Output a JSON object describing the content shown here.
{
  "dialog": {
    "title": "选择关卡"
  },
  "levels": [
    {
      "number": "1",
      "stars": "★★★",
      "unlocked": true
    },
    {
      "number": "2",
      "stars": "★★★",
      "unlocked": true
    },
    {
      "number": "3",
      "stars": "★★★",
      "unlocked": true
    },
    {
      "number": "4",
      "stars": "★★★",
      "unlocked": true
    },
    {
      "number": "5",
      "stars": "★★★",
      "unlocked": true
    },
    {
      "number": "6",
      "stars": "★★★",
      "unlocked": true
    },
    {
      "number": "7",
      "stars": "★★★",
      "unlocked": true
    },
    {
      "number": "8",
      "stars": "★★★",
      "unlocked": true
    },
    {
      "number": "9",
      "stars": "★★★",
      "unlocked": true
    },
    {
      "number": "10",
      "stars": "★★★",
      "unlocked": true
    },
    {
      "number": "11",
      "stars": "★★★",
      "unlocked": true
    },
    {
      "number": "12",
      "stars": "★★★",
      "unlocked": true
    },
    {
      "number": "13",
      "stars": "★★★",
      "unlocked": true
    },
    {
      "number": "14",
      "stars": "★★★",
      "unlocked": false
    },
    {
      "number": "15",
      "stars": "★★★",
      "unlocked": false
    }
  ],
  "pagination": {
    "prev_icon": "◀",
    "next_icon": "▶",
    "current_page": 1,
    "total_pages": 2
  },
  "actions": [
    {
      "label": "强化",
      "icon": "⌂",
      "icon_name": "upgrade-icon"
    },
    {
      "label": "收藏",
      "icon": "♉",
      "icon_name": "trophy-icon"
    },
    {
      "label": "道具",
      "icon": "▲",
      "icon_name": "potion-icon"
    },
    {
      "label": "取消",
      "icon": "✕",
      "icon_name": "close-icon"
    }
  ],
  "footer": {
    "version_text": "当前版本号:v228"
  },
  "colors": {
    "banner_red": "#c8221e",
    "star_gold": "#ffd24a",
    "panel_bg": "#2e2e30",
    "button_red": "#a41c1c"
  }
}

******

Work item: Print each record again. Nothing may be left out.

Your solution:
Output a JSON object describing the content shown here.
{
  "dialog": {
    "title": "选择关卡"
  },
  "levels": [
    {
      "number": "1",
      "stars": "★★★",
      "unlocked": true
    },
    {
      "number": "2",
      "stars": "★★★",
      "unlocked": true
    },
    {
      "number": "3",
      "stars": "★★★",
      "unlocked": true
    },
    {
      "number": "4",
      "stars": "★★★",
      "unlocked": true
    },
    {
      "number": "5",
      "stars": "★★★",
      "unlocked": true
    },
    {
      "number": "6",
      "stars": "★★★",
      "unlocked": true
    },
    {
      "number": "7",
      "stars": "★★★",
      "unlocked": true
    },
    {
      "number": "8",
      "stars": "★★★",
      "unlocked": true
    },
    {
      "number": "9",
      "stars": "★★★",
      "unlocked": true
    },
    {
      "number": "10",
      "stars": "★★★",
      "unlocked": true
    },
    {
      "number": "11",
      "stars": "★★★",
      "unlocked": true
    },
    {
      "number": "12",
      "stars": "★★★",
      "unlocked": true
    },
    {
      "number": "13",
      "stars": "★★★",
      "unlocked": true
    },
    {
      "number": "14",
      "stars": "★★★",
      "unlocked": false
    },
    {
      "number": "15",
      "stars": "★★★",
      "unlocked": false
    }
  ],
  "pagination": {
    "prev_icon": "◀",
    "next_icon": "▶",
    "current_page": 1,
    "total_pages": 2
  },
  "actions": [
    {
      "label": "强化",
      "icon": "⌂",
      "icon_name": "upgrade-icon"
    },
    {
      "label": "收藏",
      "icon": "♉",
      "icon_name": "trophy-icon"
    },
    {
      "label": "道具",
      "icon": "▲",
      "icon_name": "potion-icon"
    },
    {
      "label": "取消",
      "icon": "✕",
      "icon_name": "close-icon"
    }
  ],
  "footer": {
    "version_text": "当前版本号:v228"
  },
  "colors": {
    "banner_red": "#c8221e",
    "star_gold": "#ffd24a",
    "panel_bg": "#2e2e30",
    "button_red": "#a41c1c"
  }
}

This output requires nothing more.